• [What is required]: Repeat the whole listing exactly as written.

• [Data records]:
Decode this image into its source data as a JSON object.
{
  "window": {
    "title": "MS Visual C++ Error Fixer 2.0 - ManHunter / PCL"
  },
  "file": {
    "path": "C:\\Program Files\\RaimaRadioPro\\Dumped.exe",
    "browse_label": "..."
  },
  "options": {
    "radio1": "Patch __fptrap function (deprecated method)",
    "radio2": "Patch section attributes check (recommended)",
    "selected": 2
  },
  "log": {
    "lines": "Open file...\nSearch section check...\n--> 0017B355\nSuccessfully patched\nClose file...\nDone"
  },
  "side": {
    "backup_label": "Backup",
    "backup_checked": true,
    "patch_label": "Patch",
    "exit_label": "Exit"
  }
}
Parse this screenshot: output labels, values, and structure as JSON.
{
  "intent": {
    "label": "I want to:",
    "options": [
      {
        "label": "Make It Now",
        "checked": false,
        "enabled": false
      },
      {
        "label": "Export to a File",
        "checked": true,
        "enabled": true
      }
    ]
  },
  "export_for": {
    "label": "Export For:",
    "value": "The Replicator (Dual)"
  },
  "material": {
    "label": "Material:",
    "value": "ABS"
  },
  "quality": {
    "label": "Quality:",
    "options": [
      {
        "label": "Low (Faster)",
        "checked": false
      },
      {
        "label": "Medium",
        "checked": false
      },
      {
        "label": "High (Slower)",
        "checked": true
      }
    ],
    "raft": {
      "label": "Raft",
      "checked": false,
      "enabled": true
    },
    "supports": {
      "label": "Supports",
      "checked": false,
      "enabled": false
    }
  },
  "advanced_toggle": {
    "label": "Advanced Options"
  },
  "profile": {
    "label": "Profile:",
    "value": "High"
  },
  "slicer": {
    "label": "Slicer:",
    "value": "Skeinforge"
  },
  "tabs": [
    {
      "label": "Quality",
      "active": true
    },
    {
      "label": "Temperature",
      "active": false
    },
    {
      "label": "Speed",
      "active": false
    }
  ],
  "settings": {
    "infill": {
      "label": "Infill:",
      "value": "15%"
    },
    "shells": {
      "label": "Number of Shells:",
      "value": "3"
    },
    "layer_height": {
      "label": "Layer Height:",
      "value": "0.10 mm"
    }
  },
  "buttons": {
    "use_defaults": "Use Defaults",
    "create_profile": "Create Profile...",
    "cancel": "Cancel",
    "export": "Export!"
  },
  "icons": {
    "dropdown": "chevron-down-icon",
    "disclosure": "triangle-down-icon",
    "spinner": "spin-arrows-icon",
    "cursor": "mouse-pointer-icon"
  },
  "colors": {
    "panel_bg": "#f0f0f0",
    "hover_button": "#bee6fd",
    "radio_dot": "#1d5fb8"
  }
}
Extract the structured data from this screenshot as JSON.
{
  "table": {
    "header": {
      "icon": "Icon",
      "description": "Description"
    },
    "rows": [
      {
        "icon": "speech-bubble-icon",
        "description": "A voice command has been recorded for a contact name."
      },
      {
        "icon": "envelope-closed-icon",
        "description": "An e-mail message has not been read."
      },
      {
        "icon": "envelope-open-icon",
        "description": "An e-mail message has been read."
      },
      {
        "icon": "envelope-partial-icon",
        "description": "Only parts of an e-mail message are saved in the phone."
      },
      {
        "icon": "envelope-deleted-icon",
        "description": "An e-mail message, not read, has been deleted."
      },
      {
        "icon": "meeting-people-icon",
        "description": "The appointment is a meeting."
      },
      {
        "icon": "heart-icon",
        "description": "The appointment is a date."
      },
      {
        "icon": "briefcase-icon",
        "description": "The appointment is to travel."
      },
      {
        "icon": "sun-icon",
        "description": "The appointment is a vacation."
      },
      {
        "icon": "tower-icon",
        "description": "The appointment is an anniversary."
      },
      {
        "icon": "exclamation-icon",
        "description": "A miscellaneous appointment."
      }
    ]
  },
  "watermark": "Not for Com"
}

• [Solution to this exercise]:
Decode this image into its source data as a JSON object.
{
  "window": {
    "title": "MS Visual C++ Error Fixer 2.0 - ManHunter / PCL"
  },
  "file": {
    "path": "C:\\Program Files\\RaimaRadioPro\\Dumped.exe",
    "browse_label": "..."
  },
  "options": {
    "radio1": "Patch __fptrap function (deprecated method)",
    "radio2": "Patch section attributes check (recommended)",
    "selected": 2
  },
  "log": {
    "lines": "Open file...\nSearch section check...\n--> 0017B355\nSuccessfully patched\nClose file...\nDone"
  },
  "side": {
    "backup_label": "Backup",
    "backup_checked": true,
    "patch_label": "Patch",
    "exit_label": "Exit"
  }
}
Parse this screenshot: output labels, values, and structure as JSON.
{
  "intent": {
    "label": "I want to:",
    "options": [
      {
        "label": "Make It Now",
        "checked": false,
        "enabled": false
      },
      {
        "label": "Export to a File",
        "checked": true,
        "enabled": true
      }
    ]
  },
  "export_for": {
    "label": "Export For:",
    "value": "The Replicator (Dual)"
  },
  "material": {
    "label": "Material:",
    "value": "ABS"
  },
  "quality": {
    "label": "Quality:",
    "options": [
      {
        "label": "Low (Faster)",
        "checked": false
      },
      {
        "label": "Medium",
        "checked": false
      },
      {
        "label": "High (Slower)",
        "checked": true
      }
    ],
    "raft": {
      "label": "Raft",
      "checked": false,
      "enabled": true
    },
    "supports": {
      "label": "Supports",
      "checked": false,
      "enabled": false
    }
  },
  "advanced_toggle": {
    "label": "Advanced Options"
  },
  "profile": {
    "label": "Profile:",
    "value": "High"
  },
  "slicer": {
    "label": "Slicer:",
    "value": "Skeinforge"
  },
  "tabs": [
    {
      "label": "Quality",
      "active": true
    },
    {
      "label": "Temperature",
      "active": false
    },
    {
      "label": "Speed",
      "active": false
    }
  ],
  "settings": {
    "infill": {
      "label": "Infill:",
      "value": "15%"
    },
    "shells": {
      "label": "Number of Shells:",
      "value": "3"
    },
    "layer_height": {
      "label": "Layer Height:",
      "value": "0.10 mm"
    }
  },
  "buttons": {
    "use_defaults": "Use Defaults",
    "create_profile": "Create Profile...",
    "cancel": "Cancel",
    "export": "Export!"
  },
  "icons": {
    "dropdown": "chevron-down-icon",
    "disclosure": "triangle-down-icon",
    "spinner": "spin-arrows-icon",
    "cursor": "mouse-pointer-icon"
  },
  "colors": {
    "panel_bg": "#f0f0f0",
    "hover_button": "#bee6fd",
    "radio_dot": "#1d5fb8"
  }
}
Extract the structured data from this screenshot as JSON.
{
  "table": {
    "header": {
      "icon": "Icon",
      "description": "Description"
    },
    "rows": [
      {
        "icon": "speech-bubble-icon",
        "description": "A voice command has been recorded for a contact name."
      },
      {
        "icon": "envelope-closed-icon",
        "description": "An e-mail message has not been read."
      },
      {
        "icon": "envelope-open-icon",
        "description": "An e-mail message has been read."
      },
      {
        "icon": "envelope-partial-icon",
        "description": "Only parts of an e-mail message are saved in the phone."
      },
      {
        "icon": "envelope-deleted-icon",
        "description": "An e-mail message, not read, has been deleted."
      },
      {
        "icon": "meeting-people-icon",
        "description": "The appointment is a meeting."
      },
      {
        "icon": "heart-icon",
        "description": "The appointment is a date."
      },
      {
        "icon": "briefcase-icon",
        "description": "The appointment is to travel."
      },
      {
        "icon": "sun-icon",
        "description": "The appointment is a vacation."
      },
      {
        "icon": "tower-icon",
        "description": "The appointment is an anniversary."
      },
      {
        "icon": "exclamation-icon",
        "description": "A miscellaneous appointment."
      }
    ]
  },
  "watermark": "Not for Com"
}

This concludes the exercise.